Page and application data records
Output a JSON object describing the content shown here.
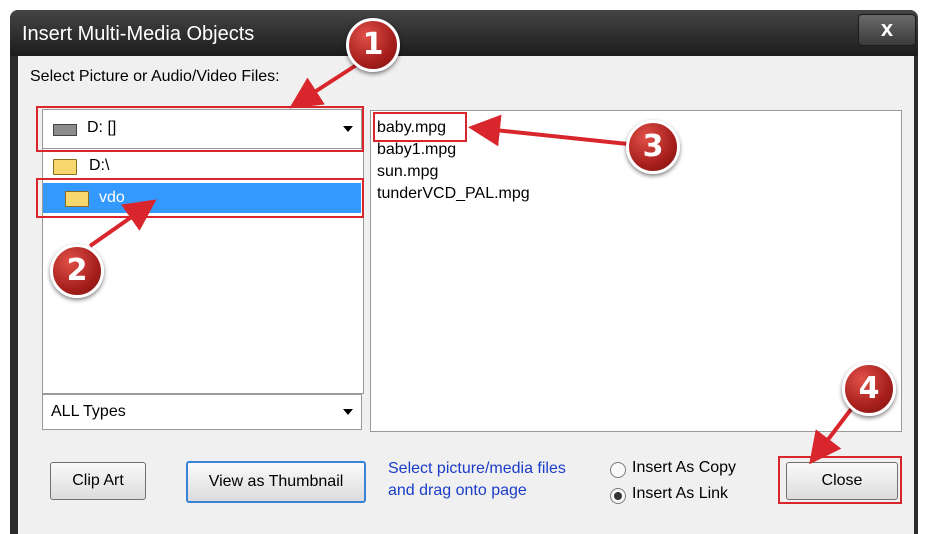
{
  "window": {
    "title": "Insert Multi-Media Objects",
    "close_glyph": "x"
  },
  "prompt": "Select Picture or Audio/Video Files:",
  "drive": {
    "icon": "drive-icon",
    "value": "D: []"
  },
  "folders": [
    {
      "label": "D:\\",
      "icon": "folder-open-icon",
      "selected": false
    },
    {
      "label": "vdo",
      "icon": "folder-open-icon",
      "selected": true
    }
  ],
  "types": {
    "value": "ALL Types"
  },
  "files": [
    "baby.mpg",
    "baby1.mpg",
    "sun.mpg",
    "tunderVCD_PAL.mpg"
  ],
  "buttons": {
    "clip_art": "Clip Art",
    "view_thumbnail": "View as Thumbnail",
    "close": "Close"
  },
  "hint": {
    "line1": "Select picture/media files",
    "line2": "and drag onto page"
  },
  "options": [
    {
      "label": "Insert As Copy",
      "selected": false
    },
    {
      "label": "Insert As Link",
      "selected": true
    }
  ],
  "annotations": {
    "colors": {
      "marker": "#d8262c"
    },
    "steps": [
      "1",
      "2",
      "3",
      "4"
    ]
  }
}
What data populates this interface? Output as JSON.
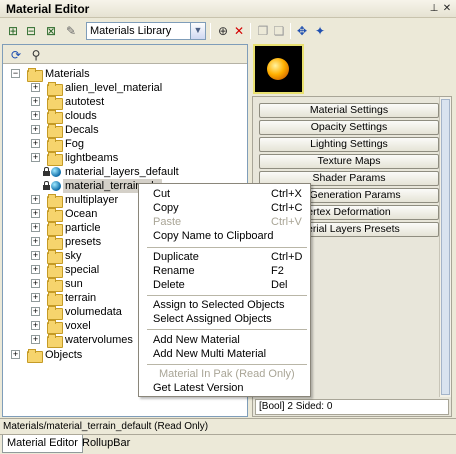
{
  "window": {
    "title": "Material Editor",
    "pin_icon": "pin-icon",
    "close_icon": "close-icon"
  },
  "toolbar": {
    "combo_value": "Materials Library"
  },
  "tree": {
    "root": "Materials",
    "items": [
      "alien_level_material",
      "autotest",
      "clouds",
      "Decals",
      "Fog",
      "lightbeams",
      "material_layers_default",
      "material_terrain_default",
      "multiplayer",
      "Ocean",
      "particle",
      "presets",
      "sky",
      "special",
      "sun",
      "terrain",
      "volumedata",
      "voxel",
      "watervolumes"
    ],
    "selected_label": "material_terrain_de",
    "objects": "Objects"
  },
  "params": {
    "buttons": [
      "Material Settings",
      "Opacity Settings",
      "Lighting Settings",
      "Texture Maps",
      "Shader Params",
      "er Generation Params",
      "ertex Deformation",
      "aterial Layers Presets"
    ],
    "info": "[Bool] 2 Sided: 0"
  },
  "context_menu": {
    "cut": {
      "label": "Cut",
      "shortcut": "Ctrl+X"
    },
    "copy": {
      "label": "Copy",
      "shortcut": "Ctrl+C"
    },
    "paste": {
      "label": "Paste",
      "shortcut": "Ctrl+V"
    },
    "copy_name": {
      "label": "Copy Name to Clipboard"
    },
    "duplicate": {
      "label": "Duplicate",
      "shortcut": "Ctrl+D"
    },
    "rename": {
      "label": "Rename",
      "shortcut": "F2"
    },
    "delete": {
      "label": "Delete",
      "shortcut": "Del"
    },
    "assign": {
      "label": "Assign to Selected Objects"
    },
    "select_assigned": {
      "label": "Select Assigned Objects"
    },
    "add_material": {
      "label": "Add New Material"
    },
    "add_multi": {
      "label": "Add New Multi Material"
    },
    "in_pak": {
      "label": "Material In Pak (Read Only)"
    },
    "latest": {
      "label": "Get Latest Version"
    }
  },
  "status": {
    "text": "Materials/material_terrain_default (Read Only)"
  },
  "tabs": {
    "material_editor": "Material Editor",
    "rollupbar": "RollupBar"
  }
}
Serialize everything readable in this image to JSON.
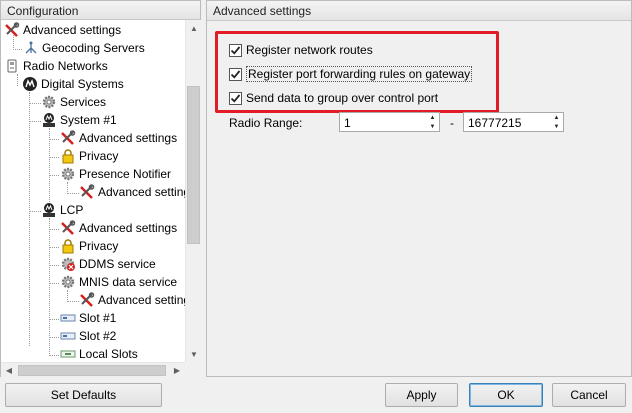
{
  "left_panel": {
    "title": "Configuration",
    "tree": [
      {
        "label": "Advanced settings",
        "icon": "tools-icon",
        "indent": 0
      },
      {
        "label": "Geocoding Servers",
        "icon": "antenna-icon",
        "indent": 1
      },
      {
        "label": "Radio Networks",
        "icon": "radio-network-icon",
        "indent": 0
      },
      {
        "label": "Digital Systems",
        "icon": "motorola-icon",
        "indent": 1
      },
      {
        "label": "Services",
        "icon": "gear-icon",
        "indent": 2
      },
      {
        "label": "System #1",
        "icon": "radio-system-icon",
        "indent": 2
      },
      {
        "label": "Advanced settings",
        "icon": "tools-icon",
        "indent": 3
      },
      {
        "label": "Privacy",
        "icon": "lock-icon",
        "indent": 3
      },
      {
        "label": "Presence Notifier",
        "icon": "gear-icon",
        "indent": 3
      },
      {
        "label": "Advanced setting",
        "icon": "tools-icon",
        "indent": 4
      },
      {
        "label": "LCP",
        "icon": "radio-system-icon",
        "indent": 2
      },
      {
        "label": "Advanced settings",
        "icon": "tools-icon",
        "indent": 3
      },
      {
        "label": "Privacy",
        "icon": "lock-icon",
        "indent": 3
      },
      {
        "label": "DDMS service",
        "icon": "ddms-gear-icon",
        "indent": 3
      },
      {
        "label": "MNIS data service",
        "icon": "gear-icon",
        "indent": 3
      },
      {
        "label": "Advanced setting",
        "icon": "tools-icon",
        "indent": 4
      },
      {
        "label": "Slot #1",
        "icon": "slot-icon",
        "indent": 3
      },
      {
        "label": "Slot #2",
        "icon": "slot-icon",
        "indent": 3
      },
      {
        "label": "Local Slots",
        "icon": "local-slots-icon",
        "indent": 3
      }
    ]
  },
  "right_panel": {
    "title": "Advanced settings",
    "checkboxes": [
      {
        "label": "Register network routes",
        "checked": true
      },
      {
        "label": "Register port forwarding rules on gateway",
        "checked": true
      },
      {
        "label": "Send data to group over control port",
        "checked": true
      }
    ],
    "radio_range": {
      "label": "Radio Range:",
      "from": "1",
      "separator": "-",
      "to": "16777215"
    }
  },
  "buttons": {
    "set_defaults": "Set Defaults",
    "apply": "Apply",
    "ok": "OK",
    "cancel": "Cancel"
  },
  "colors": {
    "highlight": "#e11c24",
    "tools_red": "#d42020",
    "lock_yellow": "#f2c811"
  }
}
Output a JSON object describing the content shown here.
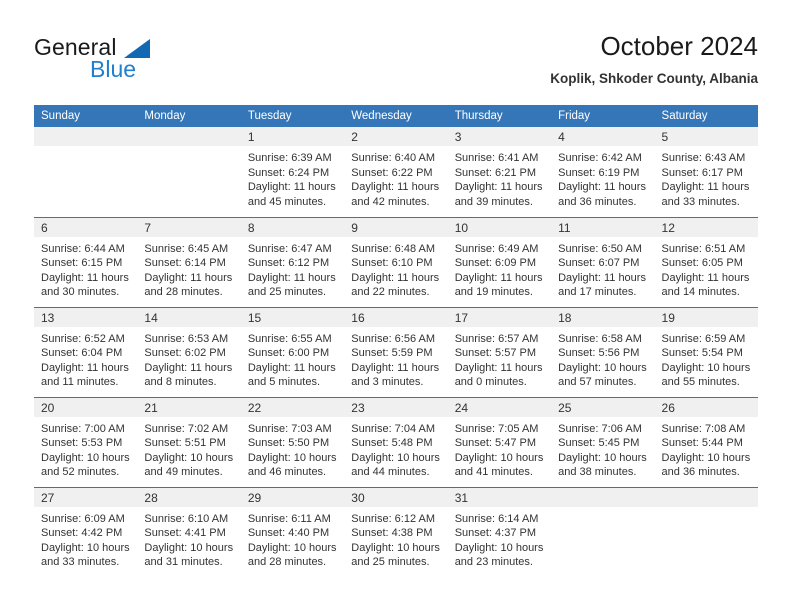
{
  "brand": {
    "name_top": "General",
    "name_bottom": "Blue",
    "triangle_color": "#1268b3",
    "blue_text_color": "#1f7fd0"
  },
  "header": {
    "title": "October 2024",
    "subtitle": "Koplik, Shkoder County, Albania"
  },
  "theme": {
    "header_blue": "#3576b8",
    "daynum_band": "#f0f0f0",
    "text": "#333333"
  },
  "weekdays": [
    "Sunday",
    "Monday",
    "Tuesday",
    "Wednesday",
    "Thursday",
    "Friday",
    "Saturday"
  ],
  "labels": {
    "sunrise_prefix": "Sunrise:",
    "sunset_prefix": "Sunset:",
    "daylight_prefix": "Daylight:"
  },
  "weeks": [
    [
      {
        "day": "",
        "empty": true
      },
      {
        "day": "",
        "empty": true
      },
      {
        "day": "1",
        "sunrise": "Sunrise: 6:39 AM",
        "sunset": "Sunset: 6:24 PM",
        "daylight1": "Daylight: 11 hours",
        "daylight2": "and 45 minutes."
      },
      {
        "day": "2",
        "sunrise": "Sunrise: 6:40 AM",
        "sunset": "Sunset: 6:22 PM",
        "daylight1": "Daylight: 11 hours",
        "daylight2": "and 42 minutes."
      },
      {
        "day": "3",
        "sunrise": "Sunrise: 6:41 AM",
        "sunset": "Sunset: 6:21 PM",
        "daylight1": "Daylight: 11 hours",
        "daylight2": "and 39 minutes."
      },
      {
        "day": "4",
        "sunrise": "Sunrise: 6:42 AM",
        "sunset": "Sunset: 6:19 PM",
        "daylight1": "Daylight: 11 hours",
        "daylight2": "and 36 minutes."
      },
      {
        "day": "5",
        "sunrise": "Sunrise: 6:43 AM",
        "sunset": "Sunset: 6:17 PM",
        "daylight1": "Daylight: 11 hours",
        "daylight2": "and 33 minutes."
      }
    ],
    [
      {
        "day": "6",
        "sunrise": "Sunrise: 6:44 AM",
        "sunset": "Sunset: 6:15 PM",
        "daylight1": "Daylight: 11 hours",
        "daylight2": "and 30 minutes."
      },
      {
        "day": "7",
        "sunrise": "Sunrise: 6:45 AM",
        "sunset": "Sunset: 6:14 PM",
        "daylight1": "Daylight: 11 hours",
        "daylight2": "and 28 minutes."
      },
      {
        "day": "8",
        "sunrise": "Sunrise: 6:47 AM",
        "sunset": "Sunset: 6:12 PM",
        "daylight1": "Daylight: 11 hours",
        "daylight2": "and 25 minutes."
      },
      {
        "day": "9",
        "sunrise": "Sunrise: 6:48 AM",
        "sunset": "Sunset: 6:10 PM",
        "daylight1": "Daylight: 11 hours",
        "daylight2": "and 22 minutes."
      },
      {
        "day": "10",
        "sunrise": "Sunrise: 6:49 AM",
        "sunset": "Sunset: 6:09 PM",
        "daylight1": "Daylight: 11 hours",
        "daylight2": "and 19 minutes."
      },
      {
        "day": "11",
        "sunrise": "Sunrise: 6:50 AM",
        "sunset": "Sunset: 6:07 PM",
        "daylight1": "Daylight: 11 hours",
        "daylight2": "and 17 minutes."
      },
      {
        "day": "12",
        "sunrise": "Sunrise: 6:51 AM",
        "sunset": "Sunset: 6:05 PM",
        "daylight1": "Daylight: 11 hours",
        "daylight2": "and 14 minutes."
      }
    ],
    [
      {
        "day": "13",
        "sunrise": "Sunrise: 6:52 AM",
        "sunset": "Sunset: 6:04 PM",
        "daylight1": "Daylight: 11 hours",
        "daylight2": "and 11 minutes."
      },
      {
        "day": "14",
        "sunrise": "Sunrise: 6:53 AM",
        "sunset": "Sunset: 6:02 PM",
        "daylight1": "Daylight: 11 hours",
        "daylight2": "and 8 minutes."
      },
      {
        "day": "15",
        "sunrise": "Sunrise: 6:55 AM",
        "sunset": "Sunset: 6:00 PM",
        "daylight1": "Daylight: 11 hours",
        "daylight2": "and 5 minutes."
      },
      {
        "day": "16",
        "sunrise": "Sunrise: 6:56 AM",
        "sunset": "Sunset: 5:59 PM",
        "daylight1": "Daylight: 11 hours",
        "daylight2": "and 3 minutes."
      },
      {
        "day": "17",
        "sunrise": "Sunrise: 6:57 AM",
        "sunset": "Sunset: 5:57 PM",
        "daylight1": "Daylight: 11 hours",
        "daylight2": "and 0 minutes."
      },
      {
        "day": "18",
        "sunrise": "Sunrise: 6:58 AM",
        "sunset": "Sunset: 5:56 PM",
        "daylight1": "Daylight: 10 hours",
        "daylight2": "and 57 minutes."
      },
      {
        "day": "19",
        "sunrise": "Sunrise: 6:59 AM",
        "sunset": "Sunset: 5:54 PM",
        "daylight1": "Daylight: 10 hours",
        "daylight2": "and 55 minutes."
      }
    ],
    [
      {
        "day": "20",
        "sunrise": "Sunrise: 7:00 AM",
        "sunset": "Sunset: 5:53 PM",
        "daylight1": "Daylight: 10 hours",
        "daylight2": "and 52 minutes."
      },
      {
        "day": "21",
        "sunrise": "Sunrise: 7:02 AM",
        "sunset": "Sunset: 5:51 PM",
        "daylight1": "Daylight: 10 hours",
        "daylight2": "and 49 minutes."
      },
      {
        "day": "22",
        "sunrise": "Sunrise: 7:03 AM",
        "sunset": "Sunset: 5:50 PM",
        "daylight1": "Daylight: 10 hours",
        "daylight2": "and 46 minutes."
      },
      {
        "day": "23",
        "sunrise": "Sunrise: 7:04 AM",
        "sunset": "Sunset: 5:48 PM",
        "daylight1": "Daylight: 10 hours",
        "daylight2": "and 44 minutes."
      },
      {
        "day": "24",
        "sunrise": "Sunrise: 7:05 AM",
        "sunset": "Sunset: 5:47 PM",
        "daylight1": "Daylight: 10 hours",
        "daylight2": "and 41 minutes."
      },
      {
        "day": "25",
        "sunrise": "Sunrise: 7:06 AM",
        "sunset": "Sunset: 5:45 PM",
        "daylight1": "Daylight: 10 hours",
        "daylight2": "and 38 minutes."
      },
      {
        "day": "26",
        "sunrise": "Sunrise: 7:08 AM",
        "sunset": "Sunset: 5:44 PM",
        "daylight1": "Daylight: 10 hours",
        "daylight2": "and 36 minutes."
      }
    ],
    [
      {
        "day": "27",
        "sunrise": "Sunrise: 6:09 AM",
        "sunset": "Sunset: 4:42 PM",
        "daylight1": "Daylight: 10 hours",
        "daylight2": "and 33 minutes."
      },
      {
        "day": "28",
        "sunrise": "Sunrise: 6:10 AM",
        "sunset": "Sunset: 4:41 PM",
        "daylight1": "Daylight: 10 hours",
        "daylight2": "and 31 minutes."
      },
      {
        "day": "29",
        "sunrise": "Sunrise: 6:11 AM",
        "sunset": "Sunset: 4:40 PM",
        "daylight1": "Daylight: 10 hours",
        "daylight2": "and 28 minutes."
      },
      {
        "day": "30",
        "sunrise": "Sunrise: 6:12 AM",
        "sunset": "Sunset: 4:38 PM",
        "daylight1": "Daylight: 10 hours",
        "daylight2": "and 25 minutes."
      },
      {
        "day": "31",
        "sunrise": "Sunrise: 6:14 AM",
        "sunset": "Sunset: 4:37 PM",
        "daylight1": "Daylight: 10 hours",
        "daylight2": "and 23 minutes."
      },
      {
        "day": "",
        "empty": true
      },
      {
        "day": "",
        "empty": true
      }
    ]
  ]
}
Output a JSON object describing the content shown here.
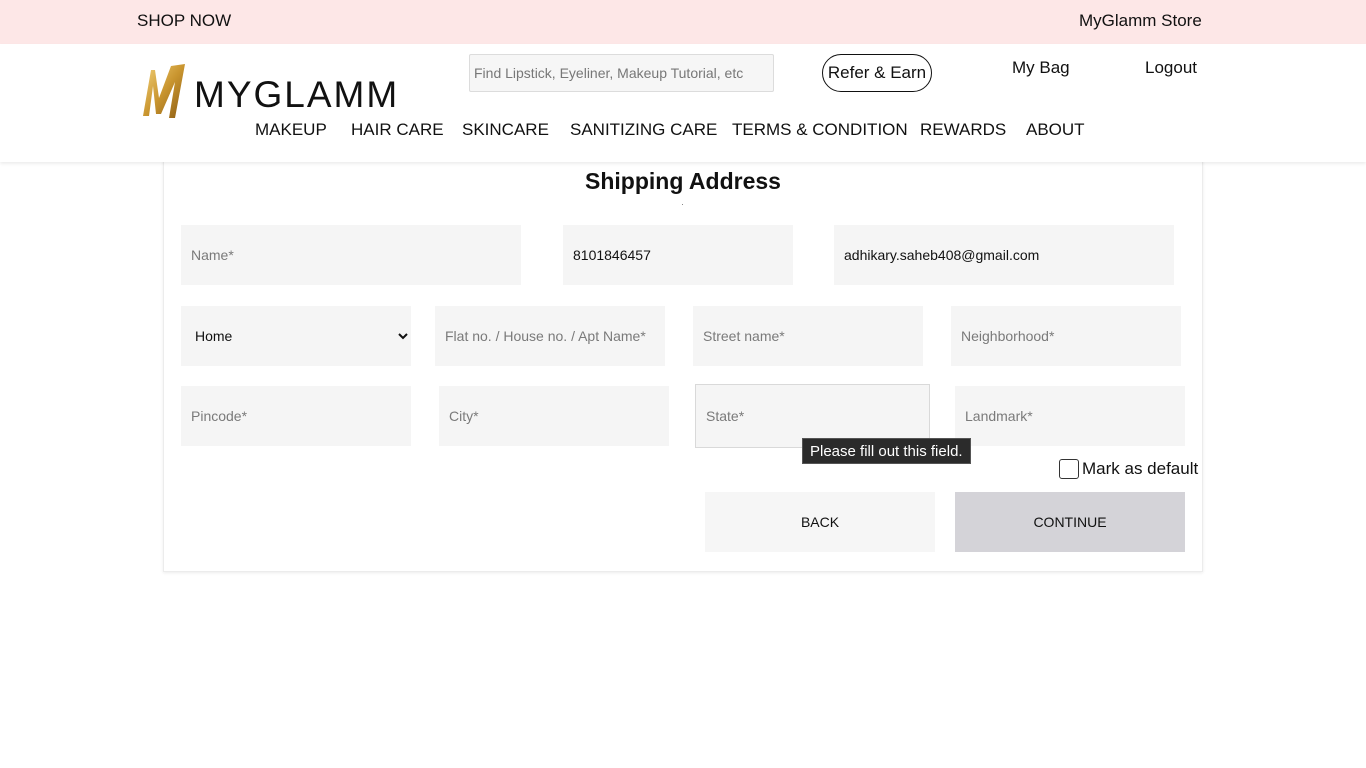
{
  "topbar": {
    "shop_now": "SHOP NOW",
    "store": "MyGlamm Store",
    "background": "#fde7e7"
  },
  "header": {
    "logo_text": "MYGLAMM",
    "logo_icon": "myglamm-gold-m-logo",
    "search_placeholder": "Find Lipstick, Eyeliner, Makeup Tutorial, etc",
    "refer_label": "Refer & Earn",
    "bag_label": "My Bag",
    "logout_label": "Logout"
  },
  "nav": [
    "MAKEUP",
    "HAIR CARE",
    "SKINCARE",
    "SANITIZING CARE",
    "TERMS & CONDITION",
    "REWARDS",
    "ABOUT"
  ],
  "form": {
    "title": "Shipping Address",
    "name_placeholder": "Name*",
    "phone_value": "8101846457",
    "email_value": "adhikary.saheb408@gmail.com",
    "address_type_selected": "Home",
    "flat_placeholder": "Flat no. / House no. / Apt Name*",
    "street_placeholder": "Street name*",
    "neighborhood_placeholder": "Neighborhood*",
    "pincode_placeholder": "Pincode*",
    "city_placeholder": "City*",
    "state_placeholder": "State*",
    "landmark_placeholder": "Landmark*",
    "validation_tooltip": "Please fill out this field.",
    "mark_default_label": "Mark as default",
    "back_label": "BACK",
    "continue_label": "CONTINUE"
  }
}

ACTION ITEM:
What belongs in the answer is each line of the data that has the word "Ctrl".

OUTPUT FOR THIS TASK:
      "shortcut": "Ctrl+X"
      "shortcut": "Ctrl+C"
      "shortcut": "Ctrl+V"
      "shortcut": "Ctrl+D"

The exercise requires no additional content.